Rubbing in this way can only be a sign of affection and is primarily a tactile action. In the past, I had thought that this was more about scent exchange but Dr Bradshaw says it’s more about a tactile response.
Another time that cats rub against us is at the moment we are about to feed them. This is said to be cupboard love. However, we all know that cats rub against each other or other animals indicating that they are not seeking a reward but declaring affection to the other animal. Very often cats will rub against a dog in the household. Rubbing is a social event.
Bradshaw says that when a cat rubs against a person or another animal they automatically deposit scent on that person but that this appears not to hold any significance for the cat; the primary purpose, as mentioned, of rubbing against the person is not to deposit scent. It is primarily a tactile display. He argues that if was about depositing scent the cat would then sniff the area where the scent had been deposited. I think I disagree with him on this because it is quite possible that cats are able to smell the scent in the air without having to physically sniff it on the person.
When cats of a different size, who are friendly with each other, rub against each other then it is said that the smaller cat usually rubs the larger cat who does not reciprocate. Relating this to cats interacting with people, I’m not sure what other people do but when my cat rubs against me I stroke him which is my version of rubbing him and returning the favour. This may be important because although cats like to rub against us, and are not seeking reciprocation, it would seem that reciprocation is a good idea in order to cement the relationship. In fact I do more than simple stroke him; I pick him up and cuddle and kiss him with great affection.

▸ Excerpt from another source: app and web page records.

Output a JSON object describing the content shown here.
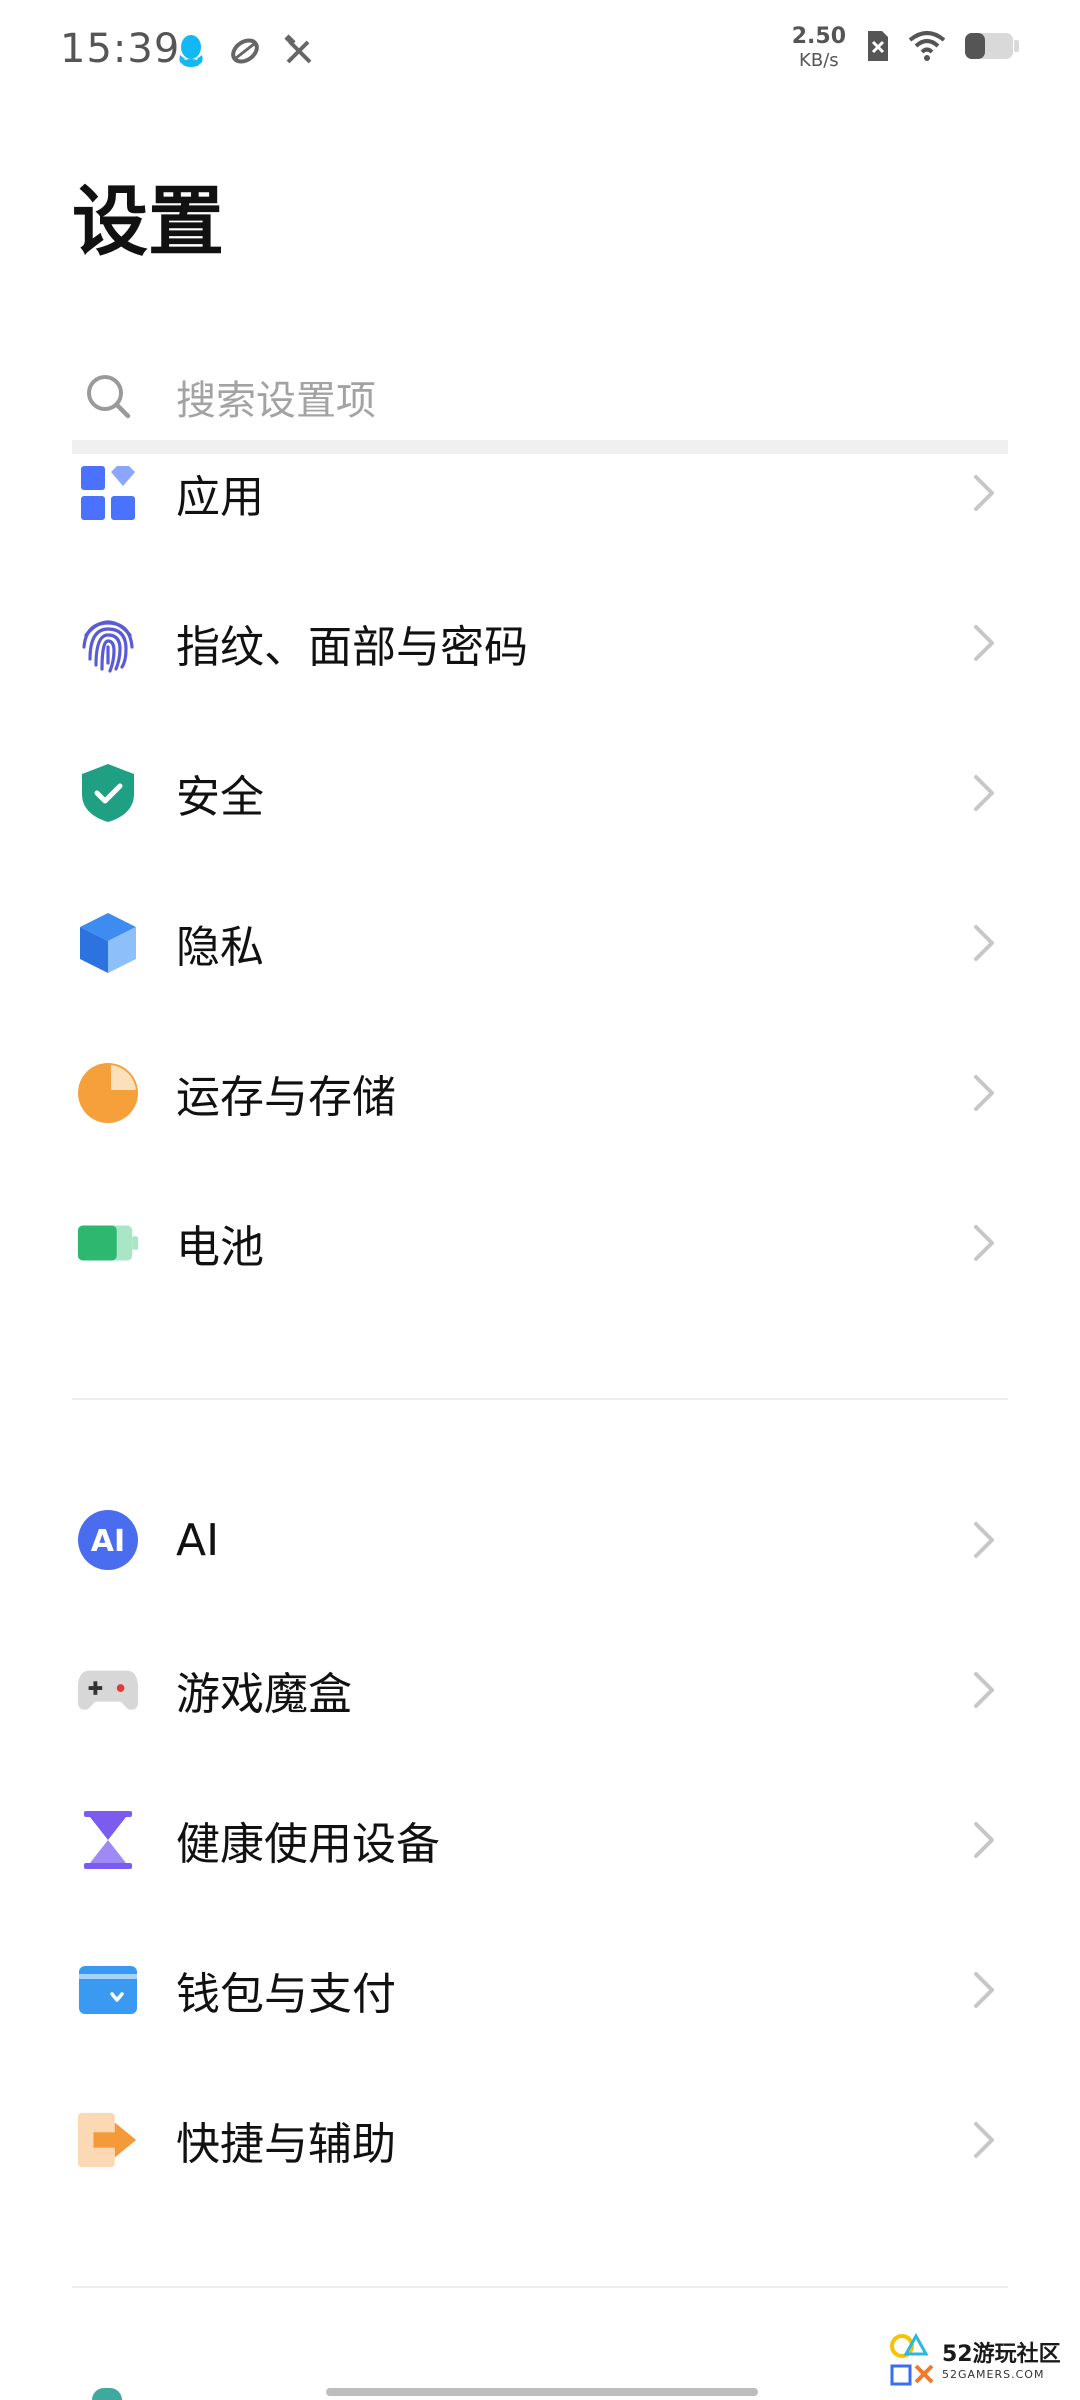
{
  "status_bar": {
    "time": "15:39",
    "net_speed_value": "2.50",
    "net_speed_unit": "KB/s",
    "left_icons": [
      "qq-icon",
      "sync-icon",
      "tools-icon"
    ],
    "right_icons": [
      "sim-disabled-icon",
      "wifi-icon",
      "battery-icon"
    ]
  },
  "header": {
    "title": "设置"
  },
  "search": {
    "placeholder": "搜索设置项"
  },
  "groups": [
    {
      "items": [
        {
          "label": "应用",
          "icon": "apps-icon",
          "color": "#4a72ff"
        },
        {
          "label": "指纹、面部与密码",
          "icon": "fingerprint-icon",
          "color": "#5a5bd6"
        },
        {
          "label": "安全",
          "icon": "shield-icon",
          "color": "#1fa083"
        },
        {
          "label": "隐私",
          "icon": "privacy-cube-icon",
          "color": "#3f8cf0"
        },
        {
          "label": "运存与存储",
          "icon": "storage-pie-icon",
          "color": "#f5a03a"
        },
        {
          "label": "电池",
          "icon": "battery-setting-icon",
          "color": "#2eb76e"
        }
      ]
    },
    {
      "items": [
        {
          "label": "AI",
          "icon": "ai-icon",
          "color": "#4a6df0"
        },
        {
          "label": "游戏魔盒",
          "icon": "gamepad-icon",
          "color": "#9a9a9a"
        },
        {
          "label": "健康使用设备",
          "icon": "hourglass-icon",
          "color": "#7a5cf0"
        },
        {
          "label": "钱包与支付",
          "icon": "wallet-icon",
          "color": "#3a9af2"
        },
        {
          "label": "快捷与辅助",
          "icon": "shortcut-icon",
          "color": "#f59a3a"
        }
      ]
    }
  ],
  "watermark": {
    "text": "52游玩社区",
    "sub": "52GAMERS.COM"
  }
}
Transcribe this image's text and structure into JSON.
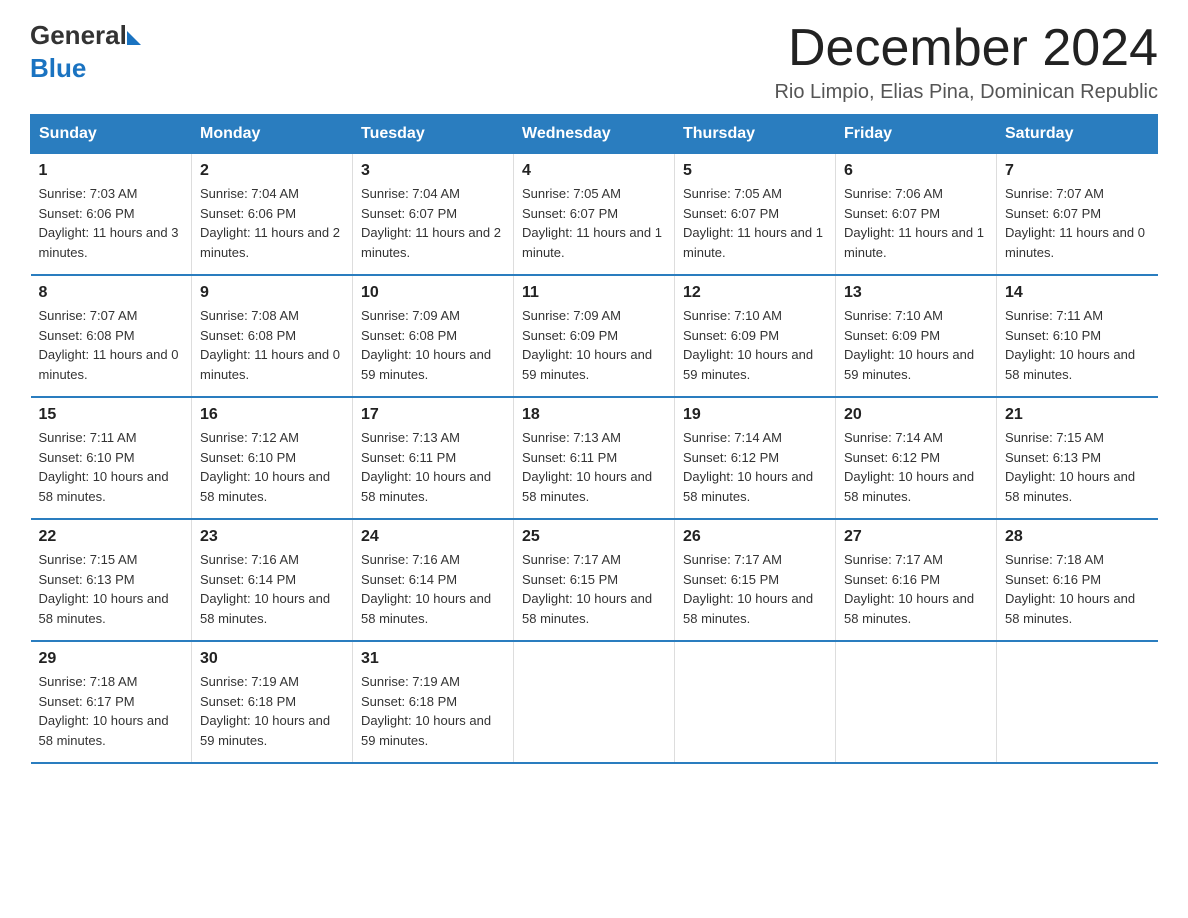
{
  "logo": {
    "text_general": "General",
    "text_blue": "Blue"
  },
  "title": "December 2024",
  "subtitle": "Rio Limpio, Elias Pina, Dominican Republic",
  "days_of_week": [
    "Sunday",
    "Monday",
    "Tuesday",
    "Wednesday",
    "Thursday",
    "Friday",
    "Saturday"
  ],
  "weeks": [
    [
      {
        "day": "1",
        "sunrise": "7:03 AM",
        "sunset": "6:06 PM",
        "daylight": "11 hours and 3 minutes."
      },
      {
        "day": "2",
        "sunrise": "7:04 AM",
        "sunset": "6:06 PM",
        "daylight": "11 hours and 2 minutes."
      },
      {
        "day": "3",
        "sunrise": "7:04 AM",
        "sunset": "6:07 PM",
        "daylight": "11 hours and 2 minutes."
      },
      {
        "day": "4",
        "sunrise": "7:05 AM",
        "sunset": "6:07 PM",
        "daylight": "11 hours and 1 minute."
      },
      {
        "day": "5",
        "sunrise": "7:05 AM",
        "sunset": "6:07 PM",
        "daylight": "11 hours and 1 minute."
      },
      {
        "day": "6",
        "sunrise": "7:06 AM",
        "sunset": "6:07 PM",
        "daylight": "11 hours and 1 minute."
      },
      {
        "day": "7",
        "sunrise": "7:07 AM",
        "sunset": "6:07 PM",
        "daylight": "11 hours and 0 minutes."
      }
    ],
    [
      {
        "day": "8",
        "sunrise": "7:07 AM",
        "sunset": "6:08 PM",
        "daylight": "11 hours and 0 minutes."
      },
      {
        "day": "9",
        "sunrise": "7:08 AM",
        "sunset": "6:08 PM",
        "daylight": "11 hours and 0 minutes."
      },
      {
        "day": "10",
        "sunrise": "7:09 AM",
        "sunset": "6:08 PM",
        "daylight": "10 hours and 59 minutes."
      },
      {
        "day": "11",
        "sunrise": "7:09 AM",
        "sunset": "6:09 PM",
        "daylight": "10 hours and 59 minutes."
      },
      {
        "day": "12",
        "sunrise": "7:10 AM",
        "sunset": "6:09 PM",
        "daylight": "10 hours and 59 minutes."
      },
      {
        "day": "13",
        "sunrise": "7:10 AM",
        "sunset": "6:09 PM",
        "daylight": "10 hours and 59 minutes."
      },
      {
        "day": "14",
        "sunrise": "7:11 AM",
        "sunset": "6:10 PM",
        "daylight": "10 hours and 58 minutes."
      }
    ],
    [
      {
        "day": "15",
        "sunrise": "7:11 AM",
        "sunset": "6:10 PM",
        "daylight": "10 hours and 58 minutes."
      },
      {
        "day": "16",
        "sunrise": "7:12 AM",
        "sunset": "6:10 PM",
        "daylight": "10 hours and 58 minutes."
      },
      {
        "day": "17",
        "sunrise": "7:13 AM",
        "sunset": "6:11 PM",
        "daylight": "10 hours and 58 minutes."
      },
      {
        "day": "18",
        "sunrise": "7:13 AM",
        "sunset": "6:11 PM",
        "daylight": "10 hours and 58 minutes."
      },
      {
        "day": "19",
        "sunrise": "7:14 AM",
        "sunset": "6:12 PM",
        "daylight": "10 hours and 58 minutes."
      },
      {
        "day": "20",
        "sunrise": "7:14 AM",
        "sunset": "6:12 PM",
        "daylight": "10 hours and 58 minutes."
      },
      {
        "day": "21",
        "sunrise": "7:15 AM",
        "sunset": "6:13 PM",
        "daylight": "10 hours and 58 minutes."
      }
    ],
    [
      {
        "day": "22",
        "sunrise": "7:15 AM",
        "sunset": "6:13 PM",
        "daylight": "10 hours and 58 minutes."
      },
      {
        "day": "23",
        "sunrise": "7:16 AM",
        "sunset": "6:14 PM",
        "daylight": "10 hours and 58 minutes."
      },
      {
        "day": "24",
        "sunrise": "7:16 AM",
        "sunset": "6:14 PM",
        "daylight": "10 hours and 58 minutes."
      },
      {
        "day": "25",
        "sunrise": "7:17 AM",
        "sunset": "6:15 PM",
        "daylight": "10 hours and 58 minutes."
      },
      {
        "day": "26",
        "sunrise": "7:17 AM",
        "sunset": "6:15 PM",
        "daylight": "10 hours and 58 minutes."
      },
      {
        "day": "27",
        "sunrise": "7:17 AM",
        "sunset": "6:16 PM",
        "daylight": "10 hours and 58 minutes."
      },
      {
        "day": "28",
        "sunrise": "7:18 AM",
        "sunset": "6:16 PM",
        "daylight": "10 hours and 58 minutes."
      }
    ],
    [
      {
        "day": "29",
        "sunrise": "7:18 AM",
        "sunset": "6:17 PM",
        "daylight": "10 hours and 58 minutes."
      },
      {
        "day": "30",
        "sunrise": "7:19 AM",
        "sunset": "6:18 PM",
        "daylight": "10 hours and 59 minutes."
      },
      {
        "day": "31",
        "sunrise": "7:19 AM",
        "sunset": "6:18 PM",
        "daylight": "10 hours and 59 minutes."
      },
      null,
      null,
      null,
      null
    ]
  ],
  "labels": {
    "sunrise": "Sunrise:",
    "sunset": "Sunset:",
    "daylight": "Daylight:"
  },
  "colors": {
    "header_bg": "#2a7dbf",
    "border": "#2a7dbf"
  }
}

At an early age, kittens spontaneously rub against older cats who they find friendly. Kittens may take a little while to find their feet in a new home and may take several weeks or perhaps even months to start rubbing on their new caretakers.